Oglebay Norton Company subsidiary, Oglebay Norton Marine Services Company, LLC, is to pool its fleet operations with those of GATX Corporation subsidiary American Steamship Company. The multi-year agreement provides for the coordination of dispatch and other fleet operations but will not involve the transfer of any assets.
Oglebay Norton Marine Services, LLC owns and operates a fleet of 12 self- unloading vessels and numerous docks and terminals on the Great Lakes. American Steamship Company provides waterborne transportation of dry-bulk commodities on the Great Lakes with a fleet of 11 modern, self-unloading vessels.
Michael D. Lundin, Oglebay Norton Company president and CEO said, "Pooling our resources with American Steamship will enable us to deploy the pooled fleet more efficiently resulting in better service to our shipping and limestone customers. We look forward to building a long-term relationship with American Steamship Company."

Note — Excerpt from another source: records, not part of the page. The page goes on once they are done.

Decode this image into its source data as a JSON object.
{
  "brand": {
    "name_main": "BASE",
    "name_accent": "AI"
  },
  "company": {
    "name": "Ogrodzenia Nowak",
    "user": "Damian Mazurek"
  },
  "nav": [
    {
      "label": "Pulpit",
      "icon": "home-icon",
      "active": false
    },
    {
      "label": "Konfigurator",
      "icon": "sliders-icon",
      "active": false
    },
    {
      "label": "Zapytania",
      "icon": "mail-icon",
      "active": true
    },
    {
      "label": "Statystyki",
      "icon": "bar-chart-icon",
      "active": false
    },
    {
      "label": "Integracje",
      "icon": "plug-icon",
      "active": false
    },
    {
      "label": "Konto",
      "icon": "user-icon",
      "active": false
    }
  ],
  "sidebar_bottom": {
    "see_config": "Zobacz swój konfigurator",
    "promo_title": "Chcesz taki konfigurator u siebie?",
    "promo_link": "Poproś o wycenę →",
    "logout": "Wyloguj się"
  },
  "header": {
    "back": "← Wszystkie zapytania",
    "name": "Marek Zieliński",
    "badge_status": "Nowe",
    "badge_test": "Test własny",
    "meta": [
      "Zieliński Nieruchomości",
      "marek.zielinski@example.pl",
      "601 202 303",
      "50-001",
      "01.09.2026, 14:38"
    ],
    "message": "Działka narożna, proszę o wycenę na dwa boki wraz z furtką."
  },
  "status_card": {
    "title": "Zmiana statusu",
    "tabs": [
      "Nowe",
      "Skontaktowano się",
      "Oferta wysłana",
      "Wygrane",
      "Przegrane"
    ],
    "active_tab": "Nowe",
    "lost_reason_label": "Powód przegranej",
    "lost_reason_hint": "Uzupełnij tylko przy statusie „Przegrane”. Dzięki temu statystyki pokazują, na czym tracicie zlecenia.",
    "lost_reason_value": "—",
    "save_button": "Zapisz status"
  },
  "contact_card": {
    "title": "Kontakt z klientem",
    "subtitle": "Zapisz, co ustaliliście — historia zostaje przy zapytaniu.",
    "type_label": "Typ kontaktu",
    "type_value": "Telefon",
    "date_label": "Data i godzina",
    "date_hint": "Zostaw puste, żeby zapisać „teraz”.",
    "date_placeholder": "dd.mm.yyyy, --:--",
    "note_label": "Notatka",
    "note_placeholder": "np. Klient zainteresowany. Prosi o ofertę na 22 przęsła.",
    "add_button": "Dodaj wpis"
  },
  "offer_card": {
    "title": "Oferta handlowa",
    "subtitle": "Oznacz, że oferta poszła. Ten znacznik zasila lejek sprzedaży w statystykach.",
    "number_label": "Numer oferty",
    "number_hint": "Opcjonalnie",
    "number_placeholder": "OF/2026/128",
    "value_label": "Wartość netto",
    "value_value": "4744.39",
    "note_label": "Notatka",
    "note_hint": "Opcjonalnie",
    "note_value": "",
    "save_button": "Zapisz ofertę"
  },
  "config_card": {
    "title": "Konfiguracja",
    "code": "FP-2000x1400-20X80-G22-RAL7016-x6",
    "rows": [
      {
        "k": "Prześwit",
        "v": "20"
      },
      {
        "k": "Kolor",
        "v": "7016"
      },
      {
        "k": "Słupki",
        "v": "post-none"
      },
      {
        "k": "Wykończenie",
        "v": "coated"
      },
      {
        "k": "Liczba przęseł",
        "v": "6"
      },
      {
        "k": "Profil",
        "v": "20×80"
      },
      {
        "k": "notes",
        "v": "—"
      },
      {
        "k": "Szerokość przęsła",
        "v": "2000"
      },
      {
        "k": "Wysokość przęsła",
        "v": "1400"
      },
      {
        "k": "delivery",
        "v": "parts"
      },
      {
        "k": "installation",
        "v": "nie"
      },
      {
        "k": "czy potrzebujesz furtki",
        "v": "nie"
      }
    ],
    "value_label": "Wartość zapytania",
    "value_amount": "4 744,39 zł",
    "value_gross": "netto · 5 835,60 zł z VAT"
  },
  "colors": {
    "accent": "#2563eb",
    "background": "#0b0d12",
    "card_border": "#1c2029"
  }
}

American Steamship Company EVP Jerry Welsch said, "Our companies share a long and successful tradition made possible by the commitment of dedicated employees in each of our respective organizations. The pool arrangement is the next logical step toward building a better value for our customer base.''
Air merger could spur Hawaiian ferry service
According to a recent story in the Honolulu Star Bulletin. a pending merger between Aloha and Hawaiian airlines pushes interest for an interisland ferry "one notch higher," in the view of state Senate Transportation Chairman Cal Kawamoto.
"Now with the airlines situation, (people are going to be asking) have we done anything with the interisland ferry," Kawamoto (D, Waipahu-Pearl City) said . "If there's companies out there, we're willing to listen."
The newspaper reports that one company, Rainbow Island Express, says it could start an interisland ferry system transporting passengers and their cars -- with rates competitive with airlines -- within two years.
And state transportation planner Julia Tsumoto told the newspaper that in addition to an interisland ferry, the department has also been talking with operators to initiate a West Oahu-to-Honolulu commuter ferry.
Tsumoto said unlike the commuter ferry, which would probably have to be subsidized by the state or city, the interisland ferry would be a "purely business arrangement."
"If there are operators out there that think they can fill a need or market, then we would be willing to work with them to provide the facilities."
The state, she said, is considering proposals for a roll-on/roll-off system.
She emphasized that talks are in the "preliminary concept stage" for both interisland and commuter ferries.
Last year, says the newspaper, state lawmakers and the governor approved nearly $44.5 million in special-facility revenue bonds for harbor improvements. Those bonds were specifically linked to interisland and intraisland ferry systems that would be operated by Rainbow Island Express, a local subsidiary of the Rainbow Transportation Group of Las Vegas.